Spawning an actor in PostActorCreated() creates two of them

Can be reproduced with a simple AActor* derived class with this function in it:

void ATest::PostActorCreated() {
	Super::PostActorCreated();
	AActor* a = GetWorld()->SpawnActor<AActor>();
	a->SetActorLabel("___TEST");
}

Result: Two actors called __TEST are created on the stage. Why is this?

(Apologies in advance if this is something fixed in the later versions–would just like to get things working with what I have now before updating blindly)

PostActorCreated seems to be called twice during the drag’n drop operation.
First call when you drag the object and your cursor enter the screen (called by OnDragEnter), and a second one when you place the item (called by OnDrop).
If you use Right click > Place Actor > Test, the actor spawn only one actor.
Maybe you should use OnConstruction ?

Hey sgp-

The bug with the PostActorCreated function being called twice has been reported (UE-23900) for further investigation. For now I would advise using Begounet’s suggestion of spawning the actor elsewhere such as OnConstruction or OnBeginPlay

Cheers

Doug Wilson.

Thanks, that makes sense, I guess I can go with right clicking for now. It seems that OnConstruction is called on every property change though. Is there another called-only-once post-spawn function?

Hi sgp,

I’ve taken a look at the editor drag and drop operation, and as Begounet stated, it’s called twice - once upon drag starting over the viewport (to spawn the preview actor), on again on drop (to spawn the proper instance in the level).

While not ideal, we won’t be changing this behaviour at the moment as the preview actor really has different properties and behaviour to the real instance and is best implemented as a separate spawn.

I don’t know if your code snippet was a real case that you’re implementing or just a theoretical example to demonstrate the issue. In general, I wouldn’t recommend spawning actors in PostActorCreated like this, not least because, once spawned, they are no longer associated with the actor which spawned them and if the code changes in the future, you could be left with junk actors in your level which need updating. Maybe take a look at ChildActorComponent if you wish to do this, or consider using a Blueprint with a construction script.

If you really would like to do this in PostActorCreated, you could try something like the following:

void AMyActor::PostActorCreated()
{
	Super::PostActorCreated();
	if (!HasAllFlags(RF_Transient))
	{
		AActor* A = GetWorld()->SpawnActor<AActor>();
		A->SetActorLabel("___TEST");
	}
}

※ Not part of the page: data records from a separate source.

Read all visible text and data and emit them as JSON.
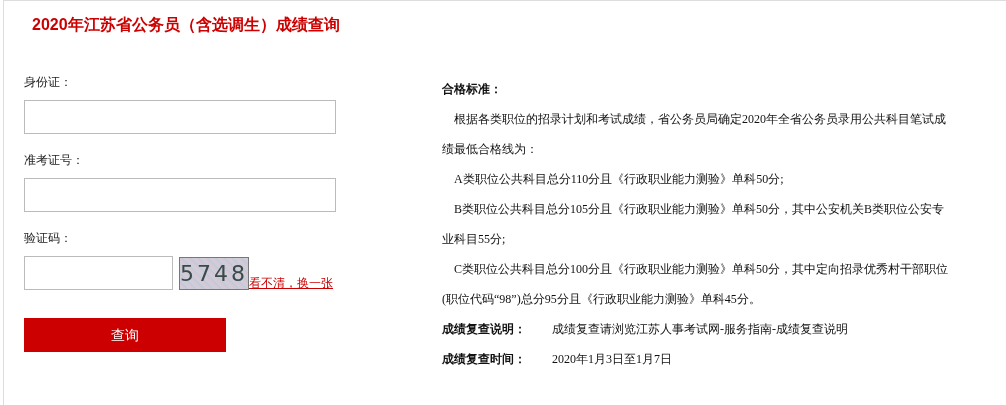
{
  "title": "2020年江苏省公务员（含选调生）成绩查询",
  "form": {
    "fields": [
      {
        "label": "身份证："
      },
      {
        "label": "准考证号："
      }
    ],
    "captcha": {
      "label": "验证码：",
      "code": "5748",
      "refresh_link": "看不清，换一张"
    },
    "submit": "查询"
  },
  "info": {
    "heading": "合格标准：",
    "paragraphs": [
      "根据各类职位的招录计划和考试成绩，省公务员局确定2020年全省公务员录用公共科目笔试成绩最低合格线为：",
      "A类职位公共科目总分110分且《行政职业能力测验》单科50分;",
      "B类职位公共科目总分105分且《行政职业能力测验》单科50分，其中公安机关B类职位公安专业科目55分;",
      "C类职位公共科目总分100分且《行政职业能力测验》单科50分，其中定向招录优秀村干部职位(职位代码“98”)总分95分且《行政职业能力测验》单科45分。"
    ],
    "notes": [
      {
        "label": "成绩复查说明：",
        "value": "成绩复查请浏览江苏人事考试网-服务指南-成绩复查说明"
      },
      {
        "label": "成绩复查时间：",
        "value": "2020年1月3日至1月7日"
      }
    ]
  }
}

This assumes that you will never have transient instances of your actor spawned, so is not a perfect solution by any means.

Thanks for the in-depth explanation. I tried searching for ChildActorComponent but am not finding any references on how to actually use it (especially in C++). Would you have a link anywhere? Also, during my search I’ve found people saying that ChildActorComponent was more for use in blueprints to get around something and that it is easier in C++ to manage hierarchies without it (which is what I feel to be the case, at least in regards to casting). When I spawn actors in PostActorCreated(), I am actually keeping a pointer to it inside the parent actor’s class (unlike what the example code shows). Would using ChildActorComponent still be preferred?

Hey sgp-

Can you explain what you are trying to accomplish by spawning and actor from the PostActorCreated() function? Are you trying to create a procedural asset or are you trying to create an asset that also spawns a companion asset? If it is the latter, you should be able to use OnConstruction or BeginPlay(). As Richard pointed out, you can also setup the blueprint Construction Script to handle spawning the second actor / setting the pointer to it (if the pointer is exposed with UPROPERTY).

I am trying to create an asset that spawns a companion asset, but I want to be able to make changes to said companion asset inside the editor so BeginPlay() is out of the question. OnConstruction() (and the BP Construction Script) is called every time something is changed, so that’s not what I’m looking for either. Is there something I’m missing about it (which is why it’s been suggested)?

If using OnConstruction creates multiple copies of the companion asset whenever it is updated, you can add a block to the spawn portion that only creates the asset if it doesn’t already exists. It would look something like:

if (CompanionAsset == NULL)
{
	//Spawn Companion asset
	//CompanionAsset = Spawned asset
}

Why is that preferred though? If right-clicking instead of dragging is all it takes to have PostActorCreated() work, it seems a lot cleaner code-wise to do just that than to have to do null checks for every single companion asset, especially when I have multiple of them. I’ve checked the docs but I’m not understanding why this is considered better.

As previously mentioned, dragging from the content browser into the level creates a preview asset first and then creates the final asset when you release the left mouse button. Using the right click method likely skips creating the preview asset which is why it’s only called once. If this works for you then you can continue to use that instead.